Robust design reviews will detail different stages of product design as well as any specific features. Moreover, you must document the design requirements and specifications, and map these to signpost the device’s intended use. Because design and manufacturing information is essential, it is important to cover every angle and leave no stone unturned. External experts can also be sourced to compile these earlier sections of your technical file to ensure that you get off to a good start.
Clinical Evaluation Reports
While the MDD and AIMDD both required clinical evaluation reports (CERs), the incoming MDR places a greater emphasis on them. CERs provide a comprehensive overview of the device’s design and composition, as well its intended applications and any relevant literature reviews. Most importantly, the CER analyses data from clinical investigations carried out on the device to demonstrate that it doesn’t pose a risk to the intended user.

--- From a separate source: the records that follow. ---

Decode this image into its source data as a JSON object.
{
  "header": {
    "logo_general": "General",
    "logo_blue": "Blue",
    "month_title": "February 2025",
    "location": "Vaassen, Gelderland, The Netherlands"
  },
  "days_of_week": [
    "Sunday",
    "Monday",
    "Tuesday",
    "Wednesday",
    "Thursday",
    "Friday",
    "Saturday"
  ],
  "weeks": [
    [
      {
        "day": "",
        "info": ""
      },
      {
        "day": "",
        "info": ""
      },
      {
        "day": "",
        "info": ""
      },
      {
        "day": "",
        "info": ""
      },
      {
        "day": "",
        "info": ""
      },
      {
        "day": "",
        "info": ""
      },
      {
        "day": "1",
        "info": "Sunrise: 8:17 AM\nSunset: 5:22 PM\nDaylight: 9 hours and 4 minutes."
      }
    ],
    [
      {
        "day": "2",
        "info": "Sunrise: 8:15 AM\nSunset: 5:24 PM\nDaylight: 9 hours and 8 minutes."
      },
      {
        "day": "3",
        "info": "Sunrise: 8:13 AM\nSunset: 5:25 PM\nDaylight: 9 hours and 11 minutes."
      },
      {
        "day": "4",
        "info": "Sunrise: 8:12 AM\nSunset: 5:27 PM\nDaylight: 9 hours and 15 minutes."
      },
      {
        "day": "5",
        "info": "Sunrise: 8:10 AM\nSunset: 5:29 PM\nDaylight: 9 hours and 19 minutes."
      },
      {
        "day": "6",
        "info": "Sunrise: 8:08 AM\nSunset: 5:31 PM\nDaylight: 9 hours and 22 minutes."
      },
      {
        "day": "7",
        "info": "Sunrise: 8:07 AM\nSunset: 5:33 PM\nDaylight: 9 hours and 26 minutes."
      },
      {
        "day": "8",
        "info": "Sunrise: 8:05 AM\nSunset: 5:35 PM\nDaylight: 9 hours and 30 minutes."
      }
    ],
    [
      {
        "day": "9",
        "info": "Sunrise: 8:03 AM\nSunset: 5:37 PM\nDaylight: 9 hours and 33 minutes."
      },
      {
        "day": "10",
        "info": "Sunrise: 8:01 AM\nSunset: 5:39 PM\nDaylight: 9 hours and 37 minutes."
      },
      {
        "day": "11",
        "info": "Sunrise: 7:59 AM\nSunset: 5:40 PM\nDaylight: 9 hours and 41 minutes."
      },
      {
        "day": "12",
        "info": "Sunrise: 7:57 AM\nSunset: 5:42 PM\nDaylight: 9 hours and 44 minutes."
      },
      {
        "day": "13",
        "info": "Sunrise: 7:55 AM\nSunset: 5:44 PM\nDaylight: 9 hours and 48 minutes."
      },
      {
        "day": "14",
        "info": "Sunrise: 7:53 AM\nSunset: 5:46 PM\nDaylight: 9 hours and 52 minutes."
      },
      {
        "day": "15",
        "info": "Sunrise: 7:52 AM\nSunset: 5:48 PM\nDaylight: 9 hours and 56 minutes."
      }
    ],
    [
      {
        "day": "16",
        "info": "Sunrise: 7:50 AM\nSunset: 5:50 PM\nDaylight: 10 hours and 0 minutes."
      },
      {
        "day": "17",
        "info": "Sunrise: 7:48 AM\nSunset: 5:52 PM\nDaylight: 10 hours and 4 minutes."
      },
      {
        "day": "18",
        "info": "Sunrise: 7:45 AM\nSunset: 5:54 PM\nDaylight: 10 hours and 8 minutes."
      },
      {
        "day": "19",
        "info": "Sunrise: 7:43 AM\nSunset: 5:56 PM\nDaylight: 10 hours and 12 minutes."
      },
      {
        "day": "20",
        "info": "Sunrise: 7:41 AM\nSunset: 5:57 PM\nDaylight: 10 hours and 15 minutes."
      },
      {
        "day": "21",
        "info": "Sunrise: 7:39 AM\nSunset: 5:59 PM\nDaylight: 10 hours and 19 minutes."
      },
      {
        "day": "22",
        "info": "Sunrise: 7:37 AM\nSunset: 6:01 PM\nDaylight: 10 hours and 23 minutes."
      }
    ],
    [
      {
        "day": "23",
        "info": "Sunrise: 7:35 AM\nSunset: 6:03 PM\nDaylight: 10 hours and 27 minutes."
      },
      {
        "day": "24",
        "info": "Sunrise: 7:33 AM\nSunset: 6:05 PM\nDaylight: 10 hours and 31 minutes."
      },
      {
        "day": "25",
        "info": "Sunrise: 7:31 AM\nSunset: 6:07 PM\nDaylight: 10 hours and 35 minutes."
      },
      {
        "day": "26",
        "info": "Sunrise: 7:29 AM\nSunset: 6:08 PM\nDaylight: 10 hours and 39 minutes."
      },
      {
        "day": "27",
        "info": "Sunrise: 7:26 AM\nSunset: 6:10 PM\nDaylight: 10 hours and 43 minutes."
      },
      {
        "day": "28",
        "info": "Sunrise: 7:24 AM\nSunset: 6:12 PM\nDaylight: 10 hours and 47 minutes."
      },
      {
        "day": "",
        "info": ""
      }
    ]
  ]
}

The CER will form a key part of the technical file and, as a living document, you must ensure that it is well prepared and regularly updated throughout the product lifecycle. A detailed CER will contain the clinical evidence that proves that the device conforms to the Essential Requirements (ERs) in MEDDEV 2.7/1 Rev. 4 Annex 1 (Safety and Performance Requirements in the MDR). Even if you don’t have the in-house skills to maintain these reports, external experts can help ensure that your CER strategy is robust and stands up to scrutiny.
One of the common challenges when preparing documentation is missing out vital information that proves conformity. Submission of incorrect documentation could significantly delay the approval process and lengthen the time it takes to get your product to market. One way around this issue is to carry out a gap assessment (GA) to establish any technical documents or regulatory requirements you may be missing.
As well as deficiencies, a detailed GA will highlight ways to fix any issues with the technical file and minimize the chance of your application being rejected. For example, it may flag the need to specify additional labeling information for the local market or clearly signpost how the device complies with ISO 14971 standards on risk management to satisfy the notified body.
Carrying out a thorough GA can be a challenge without the knowledge of what the European Medicines Agency (EMA) and other regulatory bodies may require. Leaving the gap assessment to the last minute also means retrospectively compiling the various documents needed to show compliance with relevant ISOs, which could significantly delay your application. Finally, the process must be impartial to fully account for any faults in the device—therefore it is better to have a third party conduct your GA. If you hire a freelance EU MDR consultant, they will have the necessary knowledge of the EMA and can evaluate your device against the clinical evaluation standards of your device’s class without bias.